** Given records follows **

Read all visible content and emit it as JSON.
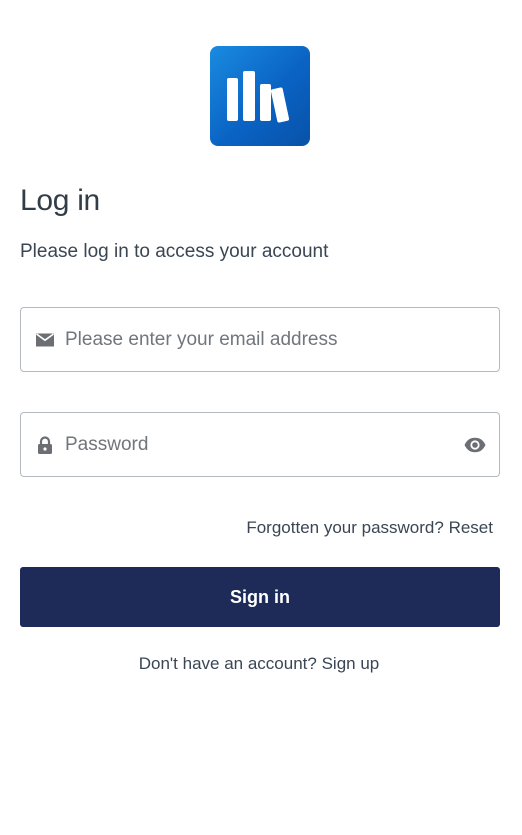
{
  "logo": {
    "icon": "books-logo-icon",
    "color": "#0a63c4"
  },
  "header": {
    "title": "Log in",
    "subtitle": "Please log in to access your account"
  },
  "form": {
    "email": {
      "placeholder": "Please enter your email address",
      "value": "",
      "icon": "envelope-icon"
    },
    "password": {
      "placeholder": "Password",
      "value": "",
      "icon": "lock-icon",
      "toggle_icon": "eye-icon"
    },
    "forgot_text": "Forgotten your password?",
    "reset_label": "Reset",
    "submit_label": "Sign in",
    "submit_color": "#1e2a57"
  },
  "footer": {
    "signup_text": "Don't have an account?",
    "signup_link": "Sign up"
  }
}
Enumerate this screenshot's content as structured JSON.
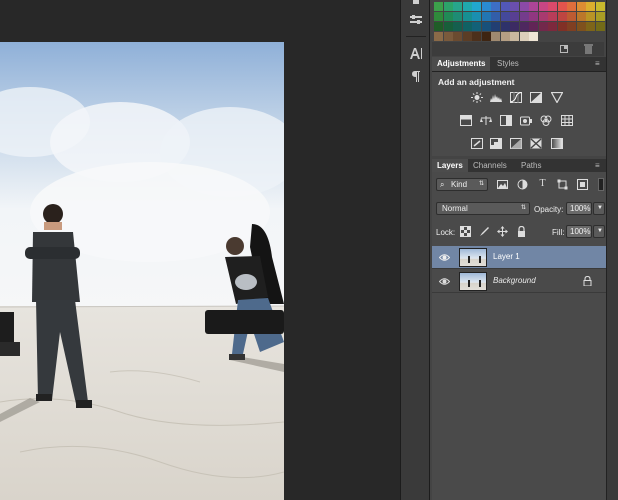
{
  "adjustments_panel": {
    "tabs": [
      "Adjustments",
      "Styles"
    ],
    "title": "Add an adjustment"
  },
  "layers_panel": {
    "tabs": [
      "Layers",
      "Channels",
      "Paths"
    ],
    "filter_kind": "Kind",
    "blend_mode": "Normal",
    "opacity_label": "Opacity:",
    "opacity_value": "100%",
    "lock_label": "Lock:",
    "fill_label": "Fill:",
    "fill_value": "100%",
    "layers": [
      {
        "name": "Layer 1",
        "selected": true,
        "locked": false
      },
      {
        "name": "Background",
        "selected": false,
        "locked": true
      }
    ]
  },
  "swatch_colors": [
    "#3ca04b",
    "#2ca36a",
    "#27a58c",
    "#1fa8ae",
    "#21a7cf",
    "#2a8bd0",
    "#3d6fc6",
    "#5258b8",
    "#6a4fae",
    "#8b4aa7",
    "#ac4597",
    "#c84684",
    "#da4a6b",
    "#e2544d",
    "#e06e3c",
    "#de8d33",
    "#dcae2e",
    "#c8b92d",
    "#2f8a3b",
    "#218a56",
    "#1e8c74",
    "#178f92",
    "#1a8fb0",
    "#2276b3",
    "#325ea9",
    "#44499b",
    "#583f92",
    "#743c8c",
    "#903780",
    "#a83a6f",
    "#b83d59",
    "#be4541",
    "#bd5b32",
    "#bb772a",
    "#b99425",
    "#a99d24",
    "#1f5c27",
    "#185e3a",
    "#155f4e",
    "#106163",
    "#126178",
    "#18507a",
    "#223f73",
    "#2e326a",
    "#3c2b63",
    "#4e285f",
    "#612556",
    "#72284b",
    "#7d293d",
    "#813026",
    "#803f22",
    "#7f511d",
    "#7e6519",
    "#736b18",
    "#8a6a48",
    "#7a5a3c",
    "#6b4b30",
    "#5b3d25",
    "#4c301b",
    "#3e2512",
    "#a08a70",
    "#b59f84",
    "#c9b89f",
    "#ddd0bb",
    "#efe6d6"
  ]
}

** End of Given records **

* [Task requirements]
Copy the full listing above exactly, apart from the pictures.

* [Response for this exercise]
Read all visible content and emit it as JSON.
{
  "logo": {
    "icon": "books-logo-icon",
    "color": "#0a63c4"
  },
  "header": {
    "title": "Log in",
    "subtitle": "Please log in to access your account"
  },
  "form": {
    "email": {
      "placeholder": "Please enter your email address",
      "value": "",
      "icon": "envelope-icon"
    },
    "password": {
      "placeholder": "Password",
      "value": "",
      "icon": "lock-icon",
      "toggle_icon": "eye-icon"
    },
    "forgot_text": "Forgotten your password?",
    "reset_label": "Reset",
    "submit_label": "Sign in",
    "submit_color": "#1e2a57"
  },
  "footer": {
    "signup_text": "Don't have an account?",
    "signup_link": "Sign up"
  }
}
Enumerate this screenshot's content as structured JSON.
{
  "adjustments_panel": {
    "tabs": [
      "Adjustments",
      "Styles"
    ],
    "title": "Add an adjustment"
  },
  "layers_panel": {
    "tabs": [
      "Layers",
      "Channels",
      "Paths"
    ],
    "filter_kind": "Kind",
    "blend_mode": "Normal",
    "opacity_label": "Opacity:",
    "opacity_value": "100%",
    "lock_label": "Lock:",
    "fill_label": "Fill:",
    "fill_value": "100%",
    "layers": [
      {
        "name": "Layer 1",
        "selected": true,
        "locked": false
      },
      {
        "name": "Background",
        "selected": false,
        "locked": true
      }
    ]
  },
  "swatch_colors": [
    "#3ca04b",
    "#2ca36a",
    "#27a58c",
    "#1fa8ae",
    "#21a7cf",
    "#2a8bd0",
    "#3d6fc6",
    "#5258b8",
    "#6a4fae",
    "#8b4aa7",
    "#ac4597",
    "#c84684",
    "#da4a6b",
    "#e2544d",
    "#e06e3c",
    "#de8d33",
    "#dcae2e",
    "#c8b92d",
    "#2f8a3b",
    "#218a56",
    "#1e8c74",
    "#178f92",
    "#1a8fb0",
    "#2276b3",
    "#325ea9",
    "#44499b",
    "#583f92",
    "#743c8c",
    "#903780",
    "#a83a6f",
    "#b83d59",
    "#be4541",
    "#bd5b32",
    "#bb772a",
    "#b99425",
    "#a99d24",
    "#1f5c27",
    "#185e3a",
    "#155f4e",
    "#106163",
    "#126178",
    "#18507a",
    "#223f73",
    "#2e326a",
    "#3c2b63",
    "#4e285f",
    "#612556",
    "#72284b",
    "#7d293d",
    "#813026",
    "#803f22",
    "#7f511d",
    "#7e6519",
    "#736b18",
    "#8a6a48",
    "#7a5a3c",
    "#6b4b30",
    "#5b3d25",
    "#4c301b",
    "#3e2512",
    "#a08a70",
    "#b59f84",
    "#c9b89f",
    "#ddd0bb",
    "#efe6d6"
  ]
}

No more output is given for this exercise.